Input Start Marker

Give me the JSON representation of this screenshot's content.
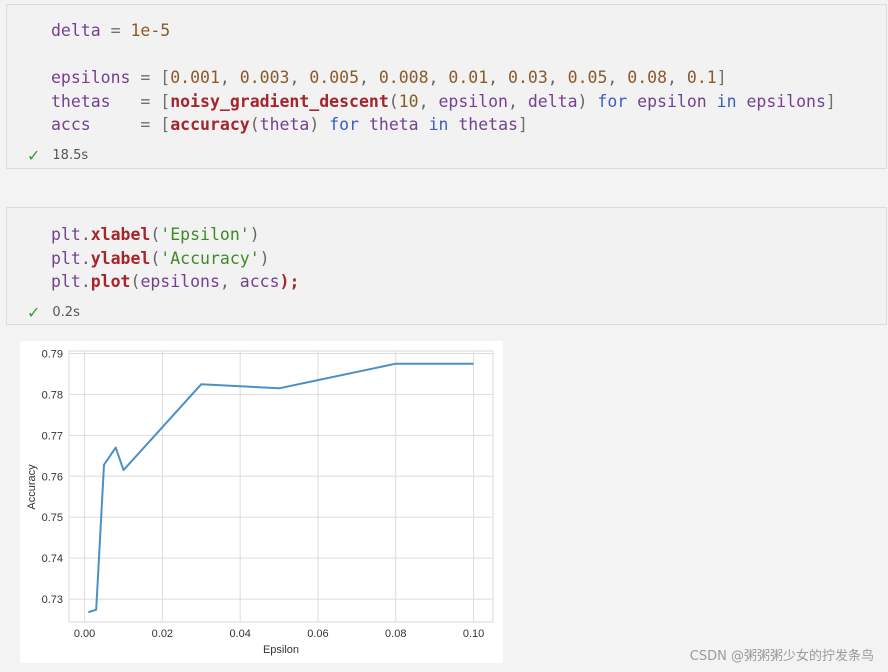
{
  "cells": [
    {
      "lines": [
        [
          {
            "t": "delta",
            "c": "var"
          },
          {
            "t": " = ",
            "c": "op"
          },
          {
            "t": "1e-5",
            "c": "num"
          }
        ],
        [],
        [
          {
            "t": "epsilons",
            "c": "var"
          },
          {
            "t": " = [",
            "c": "op"
          },
          {
            "t": "0.001",
            "c": "num"
          },
          {
            "t": ", ",
            "c": "pun"
          },
          {
            "t": "0.003",
            "c": "num"
          },
          {
            "t": ", ",
            "c": "pun"
          },
          {
            "t": "0.005",
            "c": "num"
          },
          {
            "t": ", ",
            "c": "pun"
          },
          {
            "t": "0.008",
            "c": "num"
          },
          {
            "t": ", ",
            "c": "pun"
          },
          {
            "t": "0.01",
            "c": "num"
          },
          {
            "t": ", ",
            "c": "pun"
          },
          {
            "t": "0.03",
            "c": "num"
          },
          {
            "t": ", ",
            "c": "pun"
          },
          {
            "t": "0.05",
            "c": "num"
          },
          {
            "t": ", ",
            "c": "pun"
          },
          {
            "t": "0.08",
            "c": "num"
          },
          {
            "t": ", ",
            "c": "pun"
          },
          {
            "t": "0.1",
            "c": "num"
          },
          {
            "t": "]",
            "c": "op"
          }
        ],
        [
          {
            "t": "thetas",
            "c": "var"
          },
          {
            "t": "   = [",
            "c": "op"
          },
          {
            "t": "noisy_gradient_descent",
            "c": "fn"
          },
          {
            "t": "(",
            "c": "pun"
          },
          {
            "t": "10",
            "c": "num"
          },
          {
            "t": ", ",
            "c": "pun"
          },
          {
            "t": "epsilon",
            "c": "var"
          },
          {
            "t": ", ",
            "c": "pun"
          },
          {
            "t": "delta",
            "c": "var"
          },
          {
            "t": ") ",
            "c": "pun"
          },
          {
            "t": "for",
            "c": "kw"
          },
          {
            "t": " epsilon ",
            "c": "var"
          },
          {
            "t": "in",
            "c": "kw"
          },
          {
            "t": " epsilons",
            "c": "var"
          },
          {
            "t": "]",
            "c": "op"
          }
        ],
        [
          {
            "t": "accs",
            "c": "var"
          },
          {
            "t": "     = [",
            "c": "op"
          },
          {
            "t": "accuracy",
            "c": "fn"
          },
          {
            "t": "(",
            "c": "pun"
          },
          {
            "t": "theta",
            "c": "var"
          },
          {
            "t": ") ",
            "c": "pun"
          },
          {
            "t": "for",
            "c": "kw"
          },
          {
            "t": " theta ",
            "c": "var"
          },
          {
            "t": "in",
            "c": "kw"
          },
          {
            "t": " thetas",
            "c": "var"
          },
          {
            "t": "]",
            "c": "op"
          }
        ]
      ],
      "status_icon": "check-icon",
      "exec_time": "18.5s"
    },
    {
      "lines": [
        [
          {
            "t": "plt",
            "c": "var"
          },
          {
            "t": ".",
            "c": "pun"
          },
          {
            "t": "xlabel",
            "c": "fn"
          },
          {
            "t": "(",
            "c": "pun"
          },
          {
            "t": "'Epsilon'",
            "c": "str"
          },
          {
            "t": ")",
            "c": "pun"
          }
        ],
        [
          {
            "t": "plt",
            "c": "var"
          },
          {
            "t": ".",
            "c": "pun"
          },
          {
            "t": "ylabel",
            "c": "fn"
          },
          {
            "t": "(",
            "c": "pun"
          },
          {
            "t": "'Accuracy'",
            "c": "str"
          },
          {
            "t": ")",
            "c": "pun"
          }
        ],
        [
          {
            "t": "plt",
            "c": "var"
          },
          {
            "t": ".",
            "c": "pun"
          },
          {
            "t": "plot",
            "c": "fn"
          },
          {
            "t": "(",
            "c": "pun"
          },
          {
            "t": "epsilons",
            "c": "var"
          },
          {
            "t": ", ",
            "c": "pun"
          },
          {
            "t": "accs",
            "c": "var"
          },
          {
            "t": ");",
            "c": "fn"
          }
        ]
      ],
      "status_icon": "check-icon",
      "exec_time": "0.2s"
    }
  ],
  "chart_data": {
    "type": "line",
    "x": [
      0.001,
      0.003,
      0.005,
      0.008,
      0.01,
      0.03,
      0.05,
      0.08,
      0.1
    ],
    "series": [
      {
        "values": [
          0.7268,
          0.7274,
          0.7628,
          0.767,
          0.7615,
          0.7825,
          0.7815,
          0.7875,
          0.7875
        ]
      }
    ],
    "xlabel": "Epsilon",
    "ylabel": "Accuracy",
    "xlim": [
      -0.004,
      0.105
    ],
    "ylim": [
      0.7244,
      0.7906
    ],
    "xticks": [
      "0.00",
      "0.02",
      "0.04",
      "0.06",
      "0.08",
      "0.10"
    ],
    "xtick_values": [
      0,
      0.02,
      0.04,
      0.06,
      0.08,
      0.1
    ],
    "yticks": [
      "0.73",
      "0.74",
      "0.75",
      "0.76",
      "0.77",
      "0.78",
      "0.79"
    ],
    "ytick_values": [
      0.73,
      0.74,
      0.75,
      0.76,
      0.77,
      0.78,
      0.79
    ],
    "grid": true,
    "line_color": "#4a90c8"
  },
  "watermark": "CSDN @粥粥粥少女的拧发条鸟"
}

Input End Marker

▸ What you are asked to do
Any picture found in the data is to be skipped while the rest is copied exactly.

▸ Response for this exercise
Give me the JSON representation of this screenshot's content.
{
  "cells": [
    {
      "lines": [
        [
          {
            "t": "delta",
            "c": "var"
          },
          {
            "t": " = ",
            "c": "op"
          },
          {
            "t": "1e-5",
            "c": "num"
          }
        ],
        [],
        [
          {
            "t": "epsilons",
            "c": "var"
          },
          {
            "t": " = [",
            "c": "op"
          },
          {
            "t": "0.001",
            "c": "num"
          },
          {
            "t": ", ",
            "c": "pun"
          },
          {
            "t": "0.003",
            "c": "num"
          },
          {
            "t": ", ",
            "c": "pun"
          },
          {
            "t": "0.005",
            "c": "num"
          },
          {
            "t": ", ",
            "c": "pun"
          },
          {
            "t": "0.008",
            "c": "num"
          },
          {
            "t": ", ",
            "c": "pun"
          },
          {
            "t": "0.01",
            "c": "num"
          },
          {
            "t": ", ",
            "c": "pun"
          },
          {
            "t": "0.03",
            "c": "num"
          },
          {
            "t": ", ",
            "c": "pun"
          },
          {
            "t": "0.05",
            "c": "num"
          },
          {
            "t": ", ",
            "c": "pun"
          },
          {
            "t": "0.08",
            "c": "num"
          },
          {
            "t": ", ",
            "c": "pun"
          },
          {
            "t": "0.1",
            "c": "num"
          },
          {
            "t": "]",
            "c": "op"
          }
        ],
        [
          {
            "t": "thetas",
            "c": "var"
          },
          {
            "t": "   = [",
            "c": "op"
          },
          {
            "t": "noisy_gradient_descent",
            "c": "fn"
          },
          {
            "t": "(",
            "c": "pun"
          },
          {
            "t": "10",
            "c": "num"
          },
          {
            "t": ", ",
            "c": "pun"
          },
          {
            "t": "epsilon",
            "c": "var"
          },
          {
            "t": ", ",
            "c": "pun"
          },
          {
            "t": "delta",
            "c": "var"
          },
          {
            "t": ") ",
            "c": "pun"
          },
          {
            "t": "for",
            "c": "kw"
          },
          {
            "t": " epsilon ",
            "c": "var"
          },
          {
            "t": "in",
            "c": "kw"
          },
          {
            "t": " epsilons",
            "c": "var"
          },
          {
            "t": "]",
            "c": "op"
          }
        ],
        [
          {
            "t": "accs",
            "c": "var"
          },
          {
            "t": "     = [",
            "c": "op"
          },
          {
            "t": "accuracy",
            "c": "fn"
          },
          {
            "t": "(",
            "c": "pun"
          },
          {
            "t": "theta",
            "c": "var"
          },
          {
            "t": ") ",
            "c": "pun"
          },
          {
            "t": "for",
            "c": "kw"
          },
          {
            "t": " theta ",
            "c": "var"
          },
          {
            "t": "in",
            "c": "kw"
          },
          {
            "t": " thetas",
            "c": "var"
          },
          {
            "t": "]",
            "c": "op"
          }
        ]
      ],
      "status_icon": "check-icon",
      "exec_time": "18.5s"
    },
    {
      "lines": [
        [
          {
            "t": "plt",
            "c": "var"
          },
          {
            "t": ".",
            "c": "pun"
          },
          {
            "t": "xlabel",
            "c": "fn"
          },
          {
            "t": "(",
            "c": "pun"
          },
          {
            "t": "'Epsilon'",
            "c": "str"
          },
          {
            "t": ")",
            "c": "pun"
          }
        ],
        [
          {
            "t": "plt",
            "c": "var"
          },
          {
            "t": ".",
            "c": "pun"
          },
          {
            "t": "ylabel",
            "c": "fn"
          },
          {
            "t": "(",
            "c": "pun"
          },
          {
            "t": "'Accuracy'",
            "c": "str"
          },
          {
            "t": ")",
            "c": "pun"
          }
        ],
        [
          {
            "t": "plt",
            "c": "var"
          },
          {
            "t": ".",
            "c": "pun"
          },
          {
            "t": "plot",
            "c": "fn"
          },
          {
            "t": "(",
            "c": "pun"
          },
          {
            "t": "epsilons",
            "c": "var"
          },
          {
            "t": ", ",
            "c": "pun"
          },
          {
            "t": "accs",
            "c": "var"
          },
          {
            "t": ");",
            "c": "fn"
          }
        ]
      ],
      "status_icon": "check-icon",
      "exec_time": "0.2s"
    }
  ],
  "chart_data": {
    "type": "line",
    "x": [
      0.001,
      0.003,
      0.005,
      0.008,
      0.01,
      0.03,
      0.05,
      0.08,
      0.1
    ],
    "series": [
      {
        "values": [
          0.7268,
          0.7274,
          0.7628,
          0.767,
          0.7615,
          0.7825,
          0.7815,
          0.7875,
          0.7875
        ]
      }
    ],
    "xlabel": "Epsilon",
    "ylabel": "Accuracy",
    "xlim": [
      -0.004,
      0.105
    ],
    "ylim": [
      0.7244,
      0.7906
    ],
    "xticks": [
      "0.00",
      "0.02",
      "0.04",
      "0.06",
      "0.08",
      "0.10"
    ],
    "xtick_values": [
      0,
      0.02,
      0.04,
      0.06,
      0.08,
      0.1
    ],
    "yticks": [
      "0.73",
      "0.74",
      "0.75",
      "0.76",
      "0.77",
      "0.78",
      "0.79"
    ],
    "ytick_values": [
      0.73,
      0.74,
      0.75,
      0.76,
      0.77,
      0.78,
      0.79
    ],
    "grid": true,
    "line_color": "#4a90c8"
  },
  "watermark": "CSDN @粥粥粥少女的拧发条鸟"
}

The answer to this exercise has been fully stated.